Throughout her visits, Ms. Mort mostly observed feelings of uncertainty.
“I think people are uncertain, they don’t know what the winter holds, what the de facto authorities are going to do next. They don’t know if the international community will deliver on these funds so that the health system and the education system recover. It feels as if everybody is in a bit of a holding pattern”, she said.
For the UNICEF official, it is “absolutely critical” that the international community understands that Afghanistan is on the brink of a humanitarian crisis.
“This is not time for political brinksmanship. People in Afghanistan are dying, and they need our support. Humanitarian aid is the last expression of human solidarity”, she said.
“When you have nothing…are struggling…feel forgotten…[and] don’t know where your next meal is coming from, humanitarian aid arrives at your door and you are part of a much larger family”.
Health sector in crisis
Ms. Mort recalled a conversation she had last week with the director of the Indira Gandhi Children’s Hospital in Kabul who told her that sometimes he has three babies in a single bed, because so many of the district and regional clinics can no longer operate.
Moreover, people living rural areas have to take their babies to the capital. But because poverty restricts their ability to travel, they wait so long that their children have gotten very sick.
“It’s too late. And they die because the families didn’t have money to bring them earlier. We’re seeing as families get more and more desperate”, she recalled.

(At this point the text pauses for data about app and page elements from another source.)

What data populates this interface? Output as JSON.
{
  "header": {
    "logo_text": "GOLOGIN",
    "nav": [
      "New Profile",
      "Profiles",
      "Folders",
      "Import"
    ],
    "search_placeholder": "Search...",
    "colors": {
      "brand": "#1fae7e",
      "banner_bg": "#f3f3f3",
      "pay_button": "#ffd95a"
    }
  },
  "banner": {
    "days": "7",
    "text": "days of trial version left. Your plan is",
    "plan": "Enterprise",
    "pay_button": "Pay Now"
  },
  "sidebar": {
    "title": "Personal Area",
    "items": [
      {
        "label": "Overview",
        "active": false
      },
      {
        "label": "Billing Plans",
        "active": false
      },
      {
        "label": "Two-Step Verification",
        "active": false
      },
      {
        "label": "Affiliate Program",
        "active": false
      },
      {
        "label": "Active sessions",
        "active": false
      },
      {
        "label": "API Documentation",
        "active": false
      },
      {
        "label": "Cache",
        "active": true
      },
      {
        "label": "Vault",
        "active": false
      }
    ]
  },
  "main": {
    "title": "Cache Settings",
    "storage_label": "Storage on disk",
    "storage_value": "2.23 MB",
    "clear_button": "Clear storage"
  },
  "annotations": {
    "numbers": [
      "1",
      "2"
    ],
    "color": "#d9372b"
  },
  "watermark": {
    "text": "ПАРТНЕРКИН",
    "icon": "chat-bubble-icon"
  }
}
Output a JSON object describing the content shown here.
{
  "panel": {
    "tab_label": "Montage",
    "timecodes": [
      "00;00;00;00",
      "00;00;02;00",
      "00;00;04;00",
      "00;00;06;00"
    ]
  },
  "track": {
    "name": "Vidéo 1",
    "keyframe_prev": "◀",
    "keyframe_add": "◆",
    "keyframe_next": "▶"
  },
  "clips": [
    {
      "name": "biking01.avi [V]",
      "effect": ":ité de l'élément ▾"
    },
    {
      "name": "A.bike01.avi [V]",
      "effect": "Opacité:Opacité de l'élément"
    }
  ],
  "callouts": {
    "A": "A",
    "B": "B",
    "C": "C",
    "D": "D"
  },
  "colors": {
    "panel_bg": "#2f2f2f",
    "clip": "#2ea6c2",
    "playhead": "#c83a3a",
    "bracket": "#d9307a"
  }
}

If children are not in school, they’re much more likely to be recruited by an armed group, or to fall into early marriage or to be exploited in some way Samantha Mort
UNICEF has noted a rise in “negative coping mechanisms”, where people become so desperate that they begin doing things they would not normally consider, like taking a child out of school or selling them for early marriage – sometimes babies as young as six months old.
An education for girls
Currently, Ms. Mort said that adolescent girls have not been invited back to school.
“We’ve got around one million high school-age girls sitting at home, denied their right to an education”, she said. “We want to see every child in school. If children are not in school, they’re much more likely to be recruited by an armed group, or to fall into early marriage or to be exploited in some way”.
Even before the current Taliban rule, 70 per cent of Afghanistan’s economy was shored up by international aid.
“With that help frozen, health workers and teachers are not being paid. If you imagine a country that doesn’t have a functioning education system and doesn’t have a functioning health system, you’ll understand how quickly it all collapses”, she explained.
Last week in a new school, the UN official spoke to a class of girls who had never had an education.
When she asked if they had a message to share with the world, a seven-year-old put her hand up and wondered if the world could keep peace in Afghanistan so that she can continue going to school.
“I just thought, God loves you. It was so spontaneous, just keep peace in my country, so I can keep learning”, Mrs. Mort recalled.
© UNICEF/Sayed Bidel